      Ralph Finnes is, to say the least, incredible. Finnes gives his best performance since Schindler’s List, but also shows his incredible range as an actor in a performance different than anything he has ever given. Finnes is charming, suave, and manages to represent a very old fashioned sense of humor. His counterpart, Tony Revolori, is also fantastic in his comedic performance and manages to bring an emotional core to the film. The chemistry between these two is one of the film’s strengths, as these two actors manage to perfectly capture the magic of Anderson’s script.

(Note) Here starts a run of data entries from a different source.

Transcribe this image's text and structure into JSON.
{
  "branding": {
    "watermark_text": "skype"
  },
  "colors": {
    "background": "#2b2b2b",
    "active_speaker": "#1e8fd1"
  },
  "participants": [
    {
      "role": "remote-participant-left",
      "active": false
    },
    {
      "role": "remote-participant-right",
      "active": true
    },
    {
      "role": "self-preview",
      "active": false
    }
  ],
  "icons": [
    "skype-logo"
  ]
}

      Like many of Anderson’s films, The Grand Budapest Hotel boasts a strong supporting cast. The most major of these is Saoirse Ronan, who plays off the film’s two leads very well, but feels slightly underused. Edward Norton also has a more significant role and does a good job playing of the absurdity of the film’s situations. Adrien Brody and Willem Dafoe are also good as the film’s villains, but both come off as rather goofy. F. Murry Abraham, Jude Law, and Tom Wilkinson have important roles in the translation of the film’s story, and do a great job at representing the audience’s perspective. Tilda Swinton, Jeff Goldblum, and Harvey Keitel are all given smaller performances, but are all very good despite their limited screen presence. Owen Wilson and Bill Murry are decent, but both are given much too little screen time.

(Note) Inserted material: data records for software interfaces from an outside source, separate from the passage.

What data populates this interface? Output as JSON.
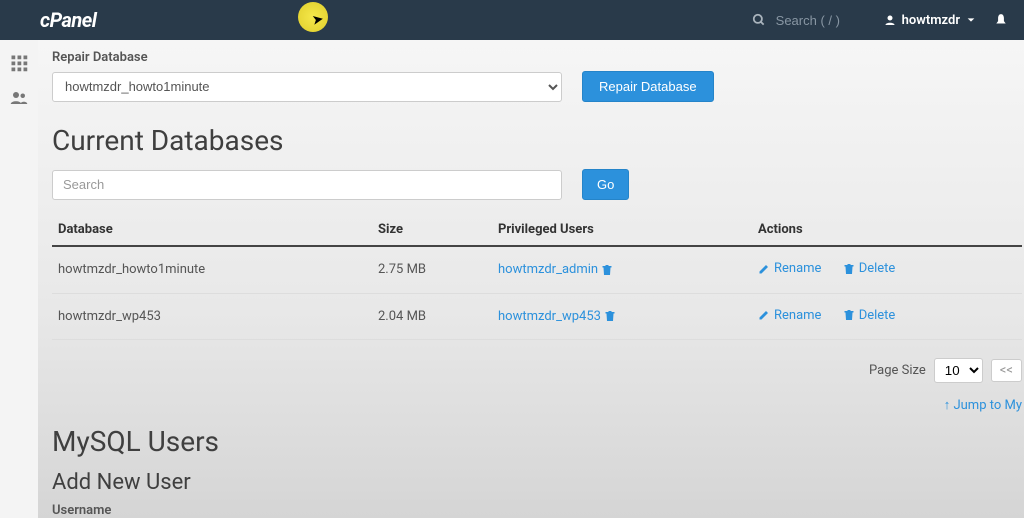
{
  "header": {
    "logo": "cPanel",
    "search_placeholder": "Search ( / )",
    "username": "howtmzdr"
  },
  "repair": {
    "label": "Repair Database",
    "selected": "howtmzdr_howto1minute",
    "button": "Repair Database"
  },
  "databases": {
    "title": "Current Databases",
    "search_placeholder": "Search",
    "go_label": "Go",
    "columns": {
      "database": "Database",
      "size": "Size",
      "users": "Privileged Users",
      "actions": "Actions"
    },
    "rows": [
      {
        "name": "howtmzdr_howto1minute",
        "size": "2.75 MB",
        "user": "howtmzdr_admin"
      },
      {
        "name": "howtmzdr_wp453",
        "size": "2.04 MB",
        "user": "howtmzdr_wp453"
      }
    ],
    "action_rename": "Rename",
    "action_delete": "Delete"
  },
  "pagination": {
    "label": "Page Size",
    "value": "10",
    "prev": "<<"
  },
  "jump_link": "Jump to My",
  "users_section": {
    "title": "MySQL Users",
    "subtitle": "Add New User",
    "field_username": "Username"
  }
}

      Visually, The Grand Budapest Hotel looks very good. The set and costume design are excellent across the board, with many funny set pieces including a particularly entertaining ski chase. The score by Alexandre Desplat is particularly great and worthy of award season attention. There are many great scenes captured by cinematographer Robert D. Yeomen, who manages to capture the beauty and humor of Wes Anderson’s world. The pacing of the film is well done and contains a consistent tone throughout and feels to have an appropriate length.

      There are a few major flaws in The Grand Budapest Hotel. Firstly, there are a few moments of graphic violence and black comedy. These moments feel very out of place and distract from the film’s overall tone and consistency. As previously mentioned, certain characters such as those portrayed by Saoirse Ronan, Bill Murry, and Owen Wilson are given too little screen time or character depth. These flaws are minor and overall are forgettable in comparison to the rest of the film.

      The Grand Budapest Hotel is a wonderful film that ranks among the best of 2014 so far. While there are some minor flaws, the film contains many great performances and an excellent screenplay. The world that Wes Anderson has created is an incredibly witty and engaging one that demands the attention of hardcore film fans and even the average audience member. Grade: -A